I was observed while directing the choir today. I did better than yesterday (with my new understandings), and am beginning to convince myself to feel optimistic (though I know that phrasing makes me sound bitter...give me a break, it's late).
I finally got to play another discussion-worthy piece for Theory today. It's from one of my favorite movies, Les Choristes, so we ended up talking about that a little bit, too. It was also an exciting lesson because I introduced them to triads. I just get giddy thinking about how they're catching a glimpse of approaching theory as if it were a ship approaching from the horizon — they can make out its general shape and purpose, but have no idea of the detail and grandeur that will eventually arrive.
The 1st GM class of the day is essentially a full day ahead of the rest. Tomorrow, however, I will begin lecturing on the first unit, and am preparing myself for a slowing of pace. The last class of the day $&#*ed up our practice fire drill. They talked and goofed off and one even rudely imitated me calling her name when going through the roster outside. I was mad, and I think they caught on when I told them that they were so disrespectful that we'll do it again tomorrow.

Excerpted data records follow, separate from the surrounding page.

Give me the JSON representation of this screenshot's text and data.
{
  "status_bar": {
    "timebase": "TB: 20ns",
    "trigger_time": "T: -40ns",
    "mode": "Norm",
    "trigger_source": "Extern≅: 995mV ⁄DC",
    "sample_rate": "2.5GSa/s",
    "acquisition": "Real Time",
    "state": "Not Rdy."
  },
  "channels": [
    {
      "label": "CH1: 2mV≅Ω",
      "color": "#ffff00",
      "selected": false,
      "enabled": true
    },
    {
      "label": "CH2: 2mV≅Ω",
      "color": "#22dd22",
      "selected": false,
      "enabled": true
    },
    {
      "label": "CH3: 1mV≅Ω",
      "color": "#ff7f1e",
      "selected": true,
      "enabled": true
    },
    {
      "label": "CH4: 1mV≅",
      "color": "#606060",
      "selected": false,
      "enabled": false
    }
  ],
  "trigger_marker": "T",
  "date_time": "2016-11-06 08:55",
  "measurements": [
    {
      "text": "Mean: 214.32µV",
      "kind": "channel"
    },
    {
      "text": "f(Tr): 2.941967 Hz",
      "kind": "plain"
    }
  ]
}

Oh, fine. I'll provide some pedagogical reflection. I vacillate on my thoughts of the function of punishment in class. It's very easy to mistakenly create a punishment out of something that shouldn't be viewed that way by a student. Practicing a fire drill, for example...if they think of it as a punishment, am I risking having students think more about negative things than about safety when a real evacuation has to occur? Furthermore, I strive to educate them on much more than just music; I would like them to understand the why of procedures like this. If I don't see value in it, why should they? Lastly, when I get angry, I inspire (or at least signal that I want to inspire) fear from them. Fear = not educationally beneficial. If, instead (and more likely suited to my personality), I am disappointed, I inspire guilt in them. Guilt = not a feeling a student should have when entering a classroom. Ultimately, I think Mrs. D would remind me how quickly students get over things like that, and that swift punishment is vital to preventing a disruptable/distractable environment.
La Nuit (from Les Choristes by Bruno Coulais)